During the height of the gold rush, the future of Fort Langley seemed secure and, with talk by some of it becoming the capital of the province as it became a British colony, it appeared that it was going to be a significant future at that.  However, it wasn’t meant to be and there are typically three key reasons given for the decline of this fort:

  1. The introduction of paddle wheelers on the Fraser River meant that river traffic could be extended to Fort Hope and Fort Yale.
  2. The Capital was instead established at New Westminster as it was deemed to be a more defensible location.
  3. The further introduction of competition for goods and services would undercut the monopoly that the HBC held on the region Fort Langley would cease to be a company post in 1886.

Kootenai House: A National Heritage Site

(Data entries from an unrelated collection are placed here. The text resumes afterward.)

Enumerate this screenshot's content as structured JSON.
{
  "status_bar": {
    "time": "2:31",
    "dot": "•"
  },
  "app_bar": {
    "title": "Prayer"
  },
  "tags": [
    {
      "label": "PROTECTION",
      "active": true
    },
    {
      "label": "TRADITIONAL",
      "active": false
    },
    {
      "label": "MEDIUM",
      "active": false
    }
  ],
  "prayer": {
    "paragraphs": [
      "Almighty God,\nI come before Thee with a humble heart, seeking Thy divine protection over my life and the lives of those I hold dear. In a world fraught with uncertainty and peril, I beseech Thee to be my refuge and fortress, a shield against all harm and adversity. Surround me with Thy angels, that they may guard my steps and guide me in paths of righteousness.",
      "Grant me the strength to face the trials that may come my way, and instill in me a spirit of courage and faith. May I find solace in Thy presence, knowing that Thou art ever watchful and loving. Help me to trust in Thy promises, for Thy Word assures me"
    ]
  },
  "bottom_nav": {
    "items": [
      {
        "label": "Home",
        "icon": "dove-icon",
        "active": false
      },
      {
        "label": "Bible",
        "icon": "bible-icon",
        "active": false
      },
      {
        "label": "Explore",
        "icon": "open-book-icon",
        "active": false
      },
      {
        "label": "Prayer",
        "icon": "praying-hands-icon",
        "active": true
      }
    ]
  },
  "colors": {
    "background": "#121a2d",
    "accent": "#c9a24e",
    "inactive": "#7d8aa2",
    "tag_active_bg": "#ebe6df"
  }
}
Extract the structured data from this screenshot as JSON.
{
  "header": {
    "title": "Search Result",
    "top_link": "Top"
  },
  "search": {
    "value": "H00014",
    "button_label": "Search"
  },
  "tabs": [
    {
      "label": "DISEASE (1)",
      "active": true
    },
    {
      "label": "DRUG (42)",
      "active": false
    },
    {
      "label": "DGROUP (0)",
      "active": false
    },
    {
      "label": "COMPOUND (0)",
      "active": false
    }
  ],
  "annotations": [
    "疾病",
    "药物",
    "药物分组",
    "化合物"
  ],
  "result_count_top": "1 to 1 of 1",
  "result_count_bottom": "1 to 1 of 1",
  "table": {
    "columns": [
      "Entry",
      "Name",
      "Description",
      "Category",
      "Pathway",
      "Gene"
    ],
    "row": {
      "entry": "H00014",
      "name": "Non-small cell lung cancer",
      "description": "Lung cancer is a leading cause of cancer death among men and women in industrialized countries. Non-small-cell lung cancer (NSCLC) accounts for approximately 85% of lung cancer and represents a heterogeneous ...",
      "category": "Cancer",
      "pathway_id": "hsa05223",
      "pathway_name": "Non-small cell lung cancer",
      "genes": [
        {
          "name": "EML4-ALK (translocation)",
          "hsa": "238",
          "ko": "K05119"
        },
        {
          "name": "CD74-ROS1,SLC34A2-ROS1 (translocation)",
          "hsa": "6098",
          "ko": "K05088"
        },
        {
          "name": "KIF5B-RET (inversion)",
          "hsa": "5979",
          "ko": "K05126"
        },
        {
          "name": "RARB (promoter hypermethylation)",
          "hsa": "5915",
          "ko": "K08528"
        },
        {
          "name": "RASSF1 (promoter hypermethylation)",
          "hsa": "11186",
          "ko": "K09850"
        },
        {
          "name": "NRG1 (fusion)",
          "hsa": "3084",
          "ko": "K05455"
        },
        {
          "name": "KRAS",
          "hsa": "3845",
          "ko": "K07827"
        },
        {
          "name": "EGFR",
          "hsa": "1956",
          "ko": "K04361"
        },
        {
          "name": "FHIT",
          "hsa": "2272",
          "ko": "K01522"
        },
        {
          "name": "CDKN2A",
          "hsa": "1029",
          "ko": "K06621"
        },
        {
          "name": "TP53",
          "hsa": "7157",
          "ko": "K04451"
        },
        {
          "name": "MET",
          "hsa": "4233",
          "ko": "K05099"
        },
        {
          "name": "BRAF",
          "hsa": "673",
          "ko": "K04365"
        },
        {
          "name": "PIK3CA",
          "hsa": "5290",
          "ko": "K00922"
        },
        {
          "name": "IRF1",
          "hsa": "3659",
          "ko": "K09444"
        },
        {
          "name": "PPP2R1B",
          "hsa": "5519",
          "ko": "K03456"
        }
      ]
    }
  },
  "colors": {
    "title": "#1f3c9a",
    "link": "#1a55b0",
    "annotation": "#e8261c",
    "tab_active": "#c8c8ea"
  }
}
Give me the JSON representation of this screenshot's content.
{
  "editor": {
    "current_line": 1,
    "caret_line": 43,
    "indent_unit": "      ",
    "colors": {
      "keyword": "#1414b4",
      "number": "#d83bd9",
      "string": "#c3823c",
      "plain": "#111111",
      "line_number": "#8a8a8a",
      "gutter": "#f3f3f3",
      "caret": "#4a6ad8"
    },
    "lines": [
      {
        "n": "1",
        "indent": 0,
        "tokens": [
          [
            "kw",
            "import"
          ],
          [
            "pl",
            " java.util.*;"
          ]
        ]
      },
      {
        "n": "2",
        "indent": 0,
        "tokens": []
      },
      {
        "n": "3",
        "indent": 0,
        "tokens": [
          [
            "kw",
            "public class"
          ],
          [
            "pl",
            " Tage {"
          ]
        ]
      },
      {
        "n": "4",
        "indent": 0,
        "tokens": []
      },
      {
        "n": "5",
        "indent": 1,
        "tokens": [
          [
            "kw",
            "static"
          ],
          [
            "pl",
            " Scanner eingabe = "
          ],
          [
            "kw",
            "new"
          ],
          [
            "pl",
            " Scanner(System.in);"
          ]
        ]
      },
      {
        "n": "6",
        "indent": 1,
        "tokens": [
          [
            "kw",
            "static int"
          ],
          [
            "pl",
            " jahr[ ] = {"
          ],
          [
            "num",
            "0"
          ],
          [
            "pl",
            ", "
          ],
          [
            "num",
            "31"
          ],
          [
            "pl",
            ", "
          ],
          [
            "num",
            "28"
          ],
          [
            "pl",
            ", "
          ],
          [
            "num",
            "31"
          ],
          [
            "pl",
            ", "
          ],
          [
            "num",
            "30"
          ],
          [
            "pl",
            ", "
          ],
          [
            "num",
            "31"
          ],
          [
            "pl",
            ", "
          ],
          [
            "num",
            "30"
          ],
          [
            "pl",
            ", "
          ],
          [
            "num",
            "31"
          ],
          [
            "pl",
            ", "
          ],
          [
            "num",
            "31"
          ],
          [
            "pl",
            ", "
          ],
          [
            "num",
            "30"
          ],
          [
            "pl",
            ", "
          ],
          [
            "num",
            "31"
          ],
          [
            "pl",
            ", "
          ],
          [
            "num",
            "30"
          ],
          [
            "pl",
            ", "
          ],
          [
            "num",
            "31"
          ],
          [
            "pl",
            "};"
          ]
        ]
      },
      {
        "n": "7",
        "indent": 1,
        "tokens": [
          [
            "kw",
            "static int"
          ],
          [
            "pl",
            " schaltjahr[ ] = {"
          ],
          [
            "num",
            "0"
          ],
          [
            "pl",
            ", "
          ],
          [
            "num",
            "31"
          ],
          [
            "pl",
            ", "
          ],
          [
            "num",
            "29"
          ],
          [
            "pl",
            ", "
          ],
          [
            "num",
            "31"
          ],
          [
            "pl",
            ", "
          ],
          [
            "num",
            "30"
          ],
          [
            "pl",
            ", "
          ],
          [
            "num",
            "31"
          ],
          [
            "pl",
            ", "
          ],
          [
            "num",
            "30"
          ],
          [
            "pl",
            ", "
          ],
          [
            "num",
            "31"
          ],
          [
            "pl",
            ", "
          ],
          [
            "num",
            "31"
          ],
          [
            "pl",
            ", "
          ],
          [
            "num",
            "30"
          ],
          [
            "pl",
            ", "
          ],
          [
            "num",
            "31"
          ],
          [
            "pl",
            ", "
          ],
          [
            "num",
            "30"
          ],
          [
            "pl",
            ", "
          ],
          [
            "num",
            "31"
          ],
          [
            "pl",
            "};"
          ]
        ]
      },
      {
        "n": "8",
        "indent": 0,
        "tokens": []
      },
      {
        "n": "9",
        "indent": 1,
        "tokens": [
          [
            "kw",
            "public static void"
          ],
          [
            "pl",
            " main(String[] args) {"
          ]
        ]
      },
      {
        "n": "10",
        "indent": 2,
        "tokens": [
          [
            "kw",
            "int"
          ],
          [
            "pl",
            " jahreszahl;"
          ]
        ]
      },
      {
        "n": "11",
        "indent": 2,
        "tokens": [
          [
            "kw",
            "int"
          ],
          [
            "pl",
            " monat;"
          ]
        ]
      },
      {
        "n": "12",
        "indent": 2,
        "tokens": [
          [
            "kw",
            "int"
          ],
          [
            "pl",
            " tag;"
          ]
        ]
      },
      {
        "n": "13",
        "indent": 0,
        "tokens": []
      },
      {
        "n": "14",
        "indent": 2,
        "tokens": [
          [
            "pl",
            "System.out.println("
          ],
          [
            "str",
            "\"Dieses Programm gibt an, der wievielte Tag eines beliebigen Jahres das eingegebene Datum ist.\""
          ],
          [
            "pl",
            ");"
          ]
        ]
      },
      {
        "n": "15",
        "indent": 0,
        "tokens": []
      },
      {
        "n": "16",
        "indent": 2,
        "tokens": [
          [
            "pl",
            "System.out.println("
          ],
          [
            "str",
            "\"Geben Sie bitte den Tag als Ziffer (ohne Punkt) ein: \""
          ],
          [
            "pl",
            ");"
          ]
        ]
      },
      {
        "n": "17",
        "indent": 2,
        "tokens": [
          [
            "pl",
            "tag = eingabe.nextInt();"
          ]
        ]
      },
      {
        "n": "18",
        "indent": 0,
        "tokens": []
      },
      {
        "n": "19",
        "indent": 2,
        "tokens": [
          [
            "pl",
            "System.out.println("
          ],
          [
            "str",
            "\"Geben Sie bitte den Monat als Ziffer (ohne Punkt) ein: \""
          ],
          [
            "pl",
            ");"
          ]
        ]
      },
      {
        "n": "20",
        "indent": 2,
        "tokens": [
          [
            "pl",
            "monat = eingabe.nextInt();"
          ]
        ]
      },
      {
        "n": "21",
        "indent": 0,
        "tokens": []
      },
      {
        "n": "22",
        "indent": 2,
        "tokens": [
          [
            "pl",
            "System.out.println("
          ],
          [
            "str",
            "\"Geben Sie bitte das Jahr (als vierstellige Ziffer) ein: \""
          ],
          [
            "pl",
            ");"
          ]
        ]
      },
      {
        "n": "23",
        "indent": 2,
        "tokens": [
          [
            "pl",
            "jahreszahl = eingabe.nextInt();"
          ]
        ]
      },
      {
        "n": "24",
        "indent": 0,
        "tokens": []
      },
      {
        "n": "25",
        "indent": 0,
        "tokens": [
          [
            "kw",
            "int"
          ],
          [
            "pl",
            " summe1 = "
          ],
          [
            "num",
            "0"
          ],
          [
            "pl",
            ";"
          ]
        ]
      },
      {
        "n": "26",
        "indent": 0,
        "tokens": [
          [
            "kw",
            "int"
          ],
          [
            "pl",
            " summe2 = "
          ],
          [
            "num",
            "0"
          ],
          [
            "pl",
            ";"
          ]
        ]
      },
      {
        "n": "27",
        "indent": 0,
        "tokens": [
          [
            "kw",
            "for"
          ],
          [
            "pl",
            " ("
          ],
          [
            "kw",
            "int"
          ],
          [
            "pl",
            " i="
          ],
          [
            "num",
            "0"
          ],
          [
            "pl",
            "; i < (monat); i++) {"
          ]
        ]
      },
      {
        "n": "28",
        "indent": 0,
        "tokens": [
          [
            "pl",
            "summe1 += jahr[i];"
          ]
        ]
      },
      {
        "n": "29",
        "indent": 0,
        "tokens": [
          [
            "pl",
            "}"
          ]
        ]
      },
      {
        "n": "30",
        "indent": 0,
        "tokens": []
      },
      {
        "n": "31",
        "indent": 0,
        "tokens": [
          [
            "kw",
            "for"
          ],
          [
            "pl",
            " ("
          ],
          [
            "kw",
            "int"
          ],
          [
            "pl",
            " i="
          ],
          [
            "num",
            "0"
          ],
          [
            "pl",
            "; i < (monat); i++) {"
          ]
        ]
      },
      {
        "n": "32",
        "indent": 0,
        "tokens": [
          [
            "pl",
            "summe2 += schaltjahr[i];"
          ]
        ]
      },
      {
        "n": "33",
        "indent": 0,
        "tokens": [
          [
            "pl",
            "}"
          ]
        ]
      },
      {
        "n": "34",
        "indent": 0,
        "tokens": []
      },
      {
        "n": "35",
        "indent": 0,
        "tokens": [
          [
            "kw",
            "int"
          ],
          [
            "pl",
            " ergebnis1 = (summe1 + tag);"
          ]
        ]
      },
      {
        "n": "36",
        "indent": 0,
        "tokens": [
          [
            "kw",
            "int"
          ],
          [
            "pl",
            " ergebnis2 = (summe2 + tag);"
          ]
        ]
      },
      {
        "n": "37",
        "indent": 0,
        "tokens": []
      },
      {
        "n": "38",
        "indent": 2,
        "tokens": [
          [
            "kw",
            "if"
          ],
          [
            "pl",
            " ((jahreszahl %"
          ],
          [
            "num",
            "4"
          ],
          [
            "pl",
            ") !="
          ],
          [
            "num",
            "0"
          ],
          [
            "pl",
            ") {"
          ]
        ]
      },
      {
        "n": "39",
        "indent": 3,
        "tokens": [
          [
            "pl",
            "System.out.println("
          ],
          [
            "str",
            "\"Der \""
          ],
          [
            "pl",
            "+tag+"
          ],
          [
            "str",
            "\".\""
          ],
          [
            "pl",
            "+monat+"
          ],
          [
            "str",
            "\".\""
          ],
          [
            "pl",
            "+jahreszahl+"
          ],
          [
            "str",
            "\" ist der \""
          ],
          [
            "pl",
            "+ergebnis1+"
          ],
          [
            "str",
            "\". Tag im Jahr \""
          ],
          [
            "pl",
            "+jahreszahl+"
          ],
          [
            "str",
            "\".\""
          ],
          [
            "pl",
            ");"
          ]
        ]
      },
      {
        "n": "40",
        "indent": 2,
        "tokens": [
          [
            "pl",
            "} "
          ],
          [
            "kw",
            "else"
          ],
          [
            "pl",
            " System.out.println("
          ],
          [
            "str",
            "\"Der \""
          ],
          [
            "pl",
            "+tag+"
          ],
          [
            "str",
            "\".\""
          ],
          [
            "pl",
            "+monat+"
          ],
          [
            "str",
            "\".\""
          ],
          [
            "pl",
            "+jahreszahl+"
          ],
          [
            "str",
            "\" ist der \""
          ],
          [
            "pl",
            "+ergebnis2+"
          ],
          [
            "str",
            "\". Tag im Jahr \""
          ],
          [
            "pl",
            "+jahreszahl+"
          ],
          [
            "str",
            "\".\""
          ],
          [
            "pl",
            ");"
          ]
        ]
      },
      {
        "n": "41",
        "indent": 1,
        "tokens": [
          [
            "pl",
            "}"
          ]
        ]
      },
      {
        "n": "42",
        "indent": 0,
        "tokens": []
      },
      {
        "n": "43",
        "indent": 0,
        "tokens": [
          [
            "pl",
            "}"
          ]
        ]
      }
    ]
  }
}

Located close to the border of Alberta, in the eastern region of the province, just north of what is, today, Invermere, BC.

Invermere B.C. Map image from:

Invermere, B.C. Map image from:


Established in the Columbia Basin in 1807, Kootanae House was named a National Historic Site of Canada in 1934.  As a former North West Company post, this site is significant due to its position as the first trading post to be established in the Columbia Basin and its role in establishing trade with the Ktunaxa people.  In fact, contact and friendly relations with this first nations group was essential to the survival of Europeans in this region of Canada and without them there would, at the very least, have been a massive set back in the European inhabitation of the west.  On their arrival, in the summer of 1807, the European explorers were dangerously short on food and supplies, a problem which was remedied by the Ktunaxa people trading provisions with them despite being reported to be short on food supplies themselves.  In addition to this initial generosity and assistance, the first nations group also traded horses to the Europeans which enabled the expansion of the fur trade and general exploration throughout the area.

The current look of the site, image from:

The current look of the site, image from:

It is this assistance with exploration that furthers Kootanae House as a significant feature in British Columbian history as the founder of this site was none other than David Thompson the fur trader, surveyor, and map-maker who, over his lifetime, mapped over 3.9 million square kilometers.  While he was undertaking his surveys throughout this region from 1807-1812, Kootanae House was used as his base location and the several of the first nations people he had come into contact with at the site went on to act as his guides as well as providing valuable information about the landscape, the environment, and the inhabitation of the region.

The Kootanae House Parks Canada Map  (

The Kootanae House Parks Canada Map (

These explorations in the Columbia Basin would go on to have several key impacts on the future development of British Columbia.  First of all, they resulted in the establishment of additional trading posts which allowed for a further expansion of the fur trade in this area and increased the population of Europeans in the west.  But most crucially, Thompson’s explorations throughout this area (as well as the development of additional posts and forts that appeared as a result of his surveys) also promoted and established the British presence in what would become go on to become the British colony of British Columbia as this presence would prove to be essential in 1846 when the international boundary was set between America and British Columbia at the 49th parallel.

The site plaque, image from

The site plaque, image from